── DATASET CONTENT ──
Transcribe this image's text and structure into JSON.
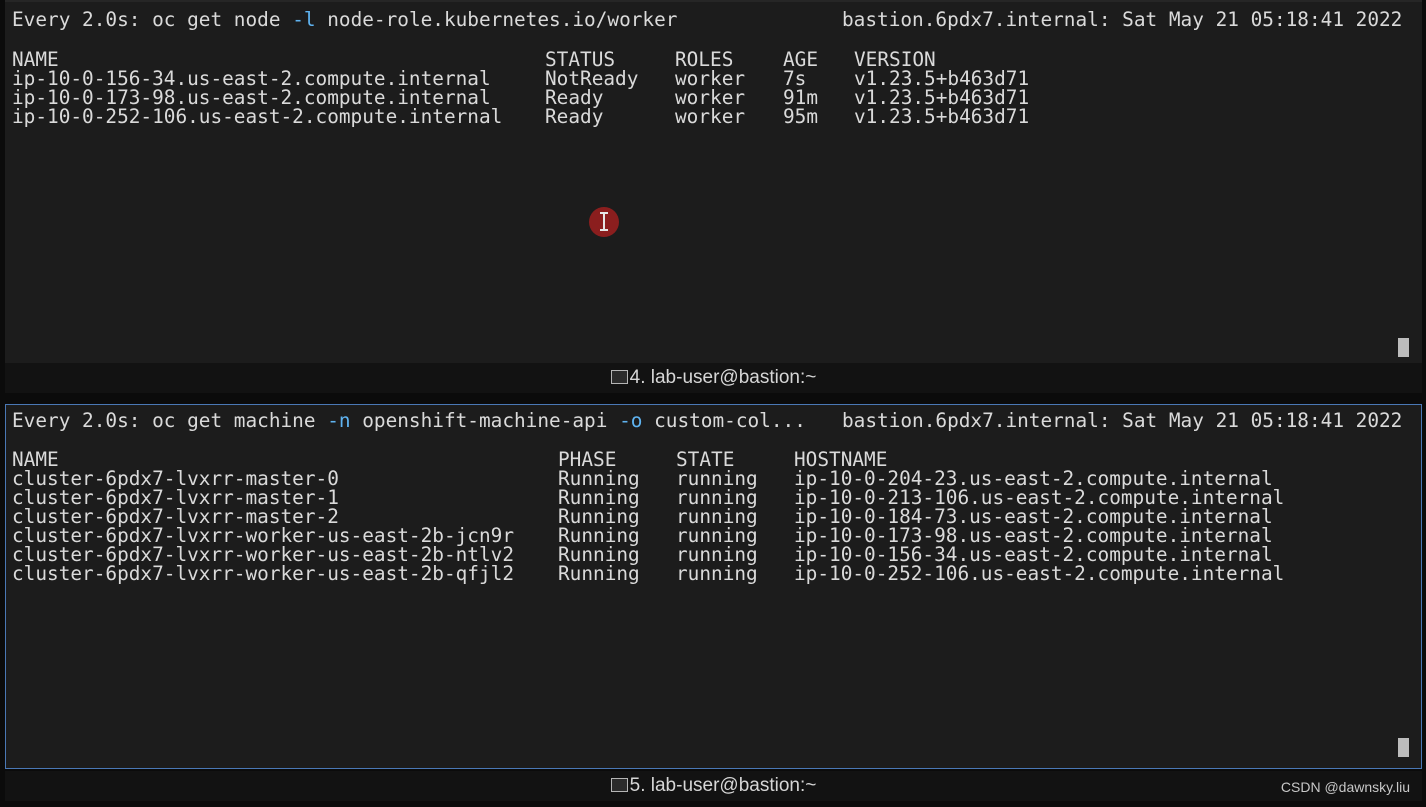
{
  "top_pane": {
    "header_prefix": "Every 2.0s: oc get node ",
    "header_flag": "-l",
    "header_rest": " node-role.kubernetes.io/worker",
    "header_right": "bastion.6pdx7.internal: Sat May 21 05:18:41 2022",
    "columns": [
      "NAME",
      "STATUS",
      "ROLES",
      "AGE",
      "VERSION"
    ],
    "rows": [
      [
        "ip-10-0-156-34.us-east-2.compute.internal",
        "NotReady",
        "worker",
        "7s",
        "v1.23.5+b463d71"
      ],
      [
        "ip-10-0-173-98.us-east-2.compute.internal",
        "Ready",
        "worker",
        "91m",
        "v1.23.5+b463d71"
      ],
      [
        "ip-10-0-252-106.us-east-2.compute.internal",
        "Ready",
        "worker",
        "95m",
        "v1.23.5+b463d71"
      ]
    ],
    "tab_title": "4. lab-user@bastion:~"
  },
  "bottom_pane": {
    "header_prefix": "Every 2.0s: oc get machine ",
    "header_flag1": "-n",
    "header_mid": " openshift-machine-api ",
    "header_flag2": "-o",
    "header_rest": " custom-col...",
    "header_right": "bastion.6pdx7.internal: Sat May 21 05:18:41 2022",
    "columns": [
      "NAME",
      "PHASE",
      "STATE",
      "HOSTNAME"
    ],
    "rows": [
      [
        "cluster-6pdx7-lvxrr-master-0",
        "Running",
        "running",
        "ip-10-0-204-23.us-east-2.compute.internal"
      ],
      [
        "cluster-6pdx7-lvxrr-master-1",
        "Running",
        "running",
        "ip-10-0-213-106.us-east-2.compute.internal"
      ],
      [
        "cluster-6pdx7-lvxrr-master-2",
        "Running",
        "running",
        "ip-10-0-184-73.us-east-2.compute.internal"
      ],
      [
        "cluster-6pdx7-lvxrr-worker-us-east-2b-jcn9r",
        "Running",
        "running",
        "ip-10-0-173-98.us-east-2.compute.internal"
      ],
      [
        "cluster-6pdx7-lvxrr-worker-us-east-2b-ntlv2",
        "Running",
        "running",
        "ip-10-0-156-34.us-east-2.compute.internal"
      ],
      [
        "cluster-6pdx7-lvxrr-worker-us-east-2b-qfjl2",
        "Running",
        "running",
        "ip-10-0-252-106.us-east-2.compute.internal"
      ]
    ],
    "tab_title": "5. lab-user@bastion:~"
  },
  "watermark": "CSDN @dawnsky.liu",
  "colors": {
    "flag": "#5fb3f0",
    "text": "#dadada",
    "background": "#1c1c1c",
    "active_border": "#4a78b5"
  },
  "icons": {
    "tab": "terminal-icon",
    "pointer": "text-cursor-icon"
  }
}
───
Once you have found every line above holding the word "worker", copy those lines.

__YOUR RESPONSE__.
    "header_rest": " node-role.kubernetes.io/worker",
        "worker",
        "worker",
        "worker",
        "cluster-6pdx7-lvxrr-worker-us-east-2b-jcn9r",
        "cluster-6pdx7-lvxrr-worker-us-east-2b-ntlv2",
        "cluster-6pdx7-lvxrr-worker-us-east-2b-qfjl2",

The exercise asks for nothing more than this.